And let me emphasize that there are indeed times when the choice of NOT attending a class, service or event is the wisest choice we can make.  We just must be sure of the real motive back of our choice!

A very wise man once told me to bring my fatigue, disgust, anger, discouragement, or whatever was going wrong with me to the Temple or class and lay those feelings on the altar and say to the Master, “Please help me!”  (and do it without giving Him a list of HOW to do it).  Conversely we must bring our gratitude, love, idealism, joy, and energy to The Temple or class and lay it on the altar and say, “I offer you my greatest treasures.”  It is amazing what such choices can do to enlarge the group consciousness as well as our own.  It will smooth out the surface of the day.
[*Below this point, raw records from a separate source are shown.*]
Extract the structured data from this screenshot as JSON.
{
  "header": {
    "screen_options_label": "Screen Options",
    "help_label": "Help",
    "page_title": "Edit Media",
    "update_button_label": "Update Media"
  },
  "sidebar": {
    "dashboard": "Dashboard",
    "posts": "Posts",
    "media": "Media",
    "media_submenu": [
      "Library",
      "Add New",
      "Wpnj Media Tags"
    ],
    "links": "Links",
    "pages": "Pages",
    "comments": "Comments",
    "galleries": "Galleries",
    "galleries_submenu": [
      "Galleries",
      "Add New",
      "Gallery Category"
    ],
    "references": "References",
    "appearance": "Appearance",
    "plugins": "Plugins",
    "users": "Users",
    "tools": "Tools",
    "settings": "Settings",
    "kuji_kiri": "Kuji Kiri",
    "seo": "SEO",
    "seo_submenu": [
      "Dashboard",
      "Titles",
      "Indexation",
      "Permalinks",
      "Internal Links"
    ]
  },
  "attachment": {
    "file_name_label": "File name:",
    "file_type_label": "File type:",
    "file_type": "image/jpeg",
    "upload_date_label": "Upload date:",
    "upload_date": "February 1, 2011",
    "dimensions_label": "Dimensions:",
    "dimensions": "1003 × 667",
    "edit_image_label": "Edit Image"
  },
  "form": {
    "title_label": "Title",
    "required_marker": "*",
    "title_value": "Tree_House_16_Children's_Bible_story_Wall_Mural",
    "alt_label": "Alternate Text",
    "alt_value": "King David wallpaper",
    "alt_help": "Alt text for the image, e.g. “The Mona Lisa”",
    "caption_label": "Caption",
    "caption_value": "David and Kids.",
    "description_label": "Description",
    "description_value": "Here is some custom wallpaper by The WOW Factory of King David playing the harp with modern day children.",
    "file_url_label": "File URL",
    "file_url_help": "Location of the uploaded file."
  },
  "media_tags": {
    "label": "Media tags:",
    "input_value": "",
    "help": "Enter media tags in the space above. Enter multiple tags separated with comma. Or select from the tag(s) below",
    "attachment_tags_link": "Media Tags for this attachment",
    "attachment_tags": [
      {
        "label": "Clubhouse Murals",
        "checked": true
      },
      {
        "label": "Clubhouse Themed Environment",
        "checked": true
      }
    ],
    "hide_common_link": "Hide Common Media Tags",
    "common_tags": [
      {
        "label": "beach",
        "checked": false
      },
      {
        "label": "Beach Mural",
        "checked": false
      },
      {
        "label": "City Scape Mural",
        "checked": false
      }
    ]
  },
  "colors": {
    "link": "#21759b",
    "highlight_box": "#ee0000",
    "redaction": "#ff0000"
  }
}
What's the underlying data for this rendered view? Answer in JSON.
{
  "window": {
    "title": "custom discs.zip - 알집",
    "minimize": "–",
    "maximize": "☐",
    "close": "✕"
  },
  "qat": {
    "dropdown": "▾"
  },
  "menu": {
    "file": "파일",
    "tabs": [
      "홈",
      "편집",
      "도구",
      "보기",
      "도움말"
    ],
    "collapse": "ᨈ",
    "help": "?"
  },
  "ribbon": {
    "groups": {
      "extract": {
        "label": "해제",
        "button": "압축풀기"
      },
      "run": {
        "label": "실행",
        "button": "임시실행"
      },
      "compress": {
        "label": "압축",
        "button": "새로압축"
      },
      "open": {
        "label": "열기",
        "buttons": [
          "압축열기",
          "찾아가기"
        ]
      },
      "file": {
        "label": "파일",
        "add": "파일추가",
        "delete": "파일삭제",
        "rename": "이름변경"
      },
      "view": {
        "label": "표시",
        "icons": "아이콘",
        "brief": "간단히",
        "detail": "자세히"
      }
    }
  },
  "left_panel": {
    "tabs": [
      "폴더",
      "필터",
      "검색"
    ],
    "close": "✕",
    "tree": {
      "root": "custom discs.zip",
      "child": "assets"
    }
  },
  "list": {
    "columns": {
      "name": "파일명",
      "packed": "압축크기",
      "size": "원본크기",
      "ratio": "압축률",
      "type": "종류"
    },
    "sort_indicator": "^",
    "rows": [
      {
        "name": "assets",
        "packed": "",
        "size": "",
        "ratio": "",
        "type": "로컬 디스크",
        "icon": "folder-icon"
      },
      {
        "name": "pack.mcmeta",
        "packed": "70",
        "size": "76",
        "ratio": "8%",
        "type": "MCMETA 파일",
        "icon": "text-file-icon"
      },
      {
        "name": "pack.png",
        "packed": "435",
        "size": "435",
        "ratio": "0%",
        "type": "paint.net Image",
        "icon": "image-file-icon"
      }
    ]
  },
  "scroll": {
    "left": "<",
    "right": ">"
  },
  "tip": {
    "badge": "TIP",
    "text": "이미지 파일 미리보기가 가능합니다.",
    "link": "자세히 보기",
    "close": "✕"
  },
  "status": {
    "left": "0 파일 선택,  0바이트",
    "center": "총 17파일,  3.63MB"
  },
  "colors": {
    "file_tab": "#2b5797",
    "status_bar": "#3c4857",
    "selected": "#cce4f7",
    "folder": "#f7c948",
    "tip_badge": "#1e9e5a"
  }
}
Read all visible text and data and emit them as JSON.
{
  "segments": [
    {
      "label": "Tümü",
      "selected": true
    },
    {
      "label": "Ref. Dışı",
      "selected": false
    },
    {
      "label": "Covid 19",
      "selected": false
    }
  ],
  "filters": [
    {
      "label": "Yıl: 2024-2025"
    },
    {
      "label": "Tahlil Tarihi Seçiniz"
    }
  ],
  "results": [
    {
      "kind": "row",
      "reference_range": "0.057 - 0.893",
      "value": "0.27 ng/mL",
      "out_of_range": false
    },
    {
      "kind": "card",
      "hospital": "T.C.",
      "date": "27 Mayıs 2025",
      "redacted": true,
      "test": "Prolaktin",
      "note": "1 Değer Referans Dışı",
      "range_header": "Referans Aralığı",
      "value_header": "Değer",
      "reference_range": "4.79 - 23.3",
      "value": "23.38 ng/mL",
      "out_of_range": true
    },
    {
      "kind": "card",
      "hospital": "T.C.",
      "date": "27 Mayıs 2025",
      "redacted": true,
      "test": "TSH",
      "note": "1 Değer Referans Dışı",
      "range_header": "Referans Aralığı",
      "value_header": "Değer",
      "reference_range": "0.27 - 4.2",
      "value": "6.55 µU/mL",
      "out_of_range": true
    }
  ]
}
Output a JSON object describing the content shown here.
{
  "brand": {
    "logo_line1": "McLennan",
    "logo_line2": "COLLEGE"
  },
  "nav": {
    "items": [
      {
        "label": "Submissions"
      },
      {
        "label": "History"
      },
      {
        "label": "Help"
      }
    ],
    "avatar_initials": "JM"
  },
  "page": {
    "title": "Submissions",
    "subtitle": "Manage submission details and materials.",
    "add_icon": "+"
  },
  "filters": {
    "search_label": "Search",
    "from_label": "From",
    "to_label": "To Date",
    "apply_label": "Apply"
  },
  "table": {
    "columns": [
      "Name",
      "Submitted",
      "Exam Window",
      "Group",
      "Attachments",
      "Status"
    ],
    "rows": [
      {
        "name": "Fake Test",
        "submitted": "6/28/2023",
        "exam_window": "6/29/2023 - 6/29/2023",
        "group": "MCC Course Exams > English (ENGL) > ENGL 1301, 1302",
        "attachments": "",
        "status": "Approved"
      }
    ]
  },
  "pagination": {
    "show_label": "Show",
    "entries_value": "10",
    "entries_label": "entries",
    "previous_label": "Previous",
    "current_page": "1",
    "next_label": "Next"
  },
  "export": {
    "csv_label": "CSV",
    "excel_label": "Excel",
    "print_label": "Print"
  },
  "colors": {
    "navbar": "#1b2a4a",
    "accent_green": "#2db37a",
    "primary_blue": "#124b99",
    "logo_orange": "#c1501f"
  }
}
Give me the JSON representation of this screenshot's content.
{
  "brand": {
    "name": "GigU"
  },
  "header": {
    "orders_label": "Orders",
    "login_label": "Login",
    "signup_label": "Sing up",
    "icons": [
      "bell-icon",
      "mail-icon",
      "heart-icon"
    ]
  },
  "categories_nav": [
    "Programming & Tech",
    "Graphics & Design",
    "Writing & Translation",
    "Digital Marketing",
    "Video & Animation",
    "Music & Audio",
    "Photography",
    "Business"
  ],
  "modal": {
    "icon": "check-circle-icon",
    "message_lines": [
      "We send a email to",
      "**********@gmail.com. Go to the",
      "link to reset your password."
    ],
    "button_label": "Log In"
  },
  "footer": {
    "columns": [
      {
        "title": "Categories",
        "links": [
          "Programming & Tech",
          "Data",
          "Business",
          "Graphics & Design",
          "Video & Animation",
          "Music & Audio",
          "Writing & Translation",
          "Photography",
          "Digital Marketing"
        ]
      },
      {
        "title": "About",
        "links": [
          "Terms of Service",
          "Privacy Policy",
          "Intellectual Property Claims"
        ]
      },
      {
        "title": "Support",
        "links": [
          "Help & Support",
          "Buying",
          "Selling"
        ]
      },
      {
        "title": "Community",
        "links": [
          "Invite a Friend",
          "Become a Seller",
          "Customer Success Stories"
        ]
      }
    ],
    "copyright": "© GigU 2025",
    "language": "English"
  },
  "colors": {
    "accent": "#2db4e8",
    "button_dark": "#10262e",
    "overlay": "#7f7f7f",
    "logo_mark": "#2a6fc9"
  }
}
With the Temple teachings in place inside of ourselves, we can bring to every minute of every day the consciousness that all we say, do, and think is a sacred act, offered to All That Is.  We don’t have to change the things we do as we make a living, raise a family, scrub a floor, or talk to a neighbor.  The change comes in our inner focus, the very focus that brought us to The Temple. The responsibility of being a Temple member or simply living by the rules set forth in the teachings seems to be at time overwhelming, but it is met by a love and trust from the Masters that is awe inspiring.

This concept is expressed so eloquently in the message  “From the Mountain Top” entitled  YOU WHO WANDER

 Come back to me, my child! You who wander – come, before fall of the night of life, when all enwrapped with dense shadows, you cannot see the way.

As deep has called to deep across the centuries of time, so have I called to you, and in your egotistic blindness every path save one, – the right one – pulls you farther from me, and I am compelled to stand still and see you go to certain sorrow.

The star which entices you is not the home you seek, nor can you reach the nearer star where I now stand, unless you now will take my hand and let me lead you home.

I do not threaten you, child of mine, but with my soul in arms against your foes, I plead with you to turn your back on all the voices of the night, and even though it be on sharpened rocks which pierce your feet, retrace your steps……and come back to Me.

This is a great partnership!




Posted in: Temple Talks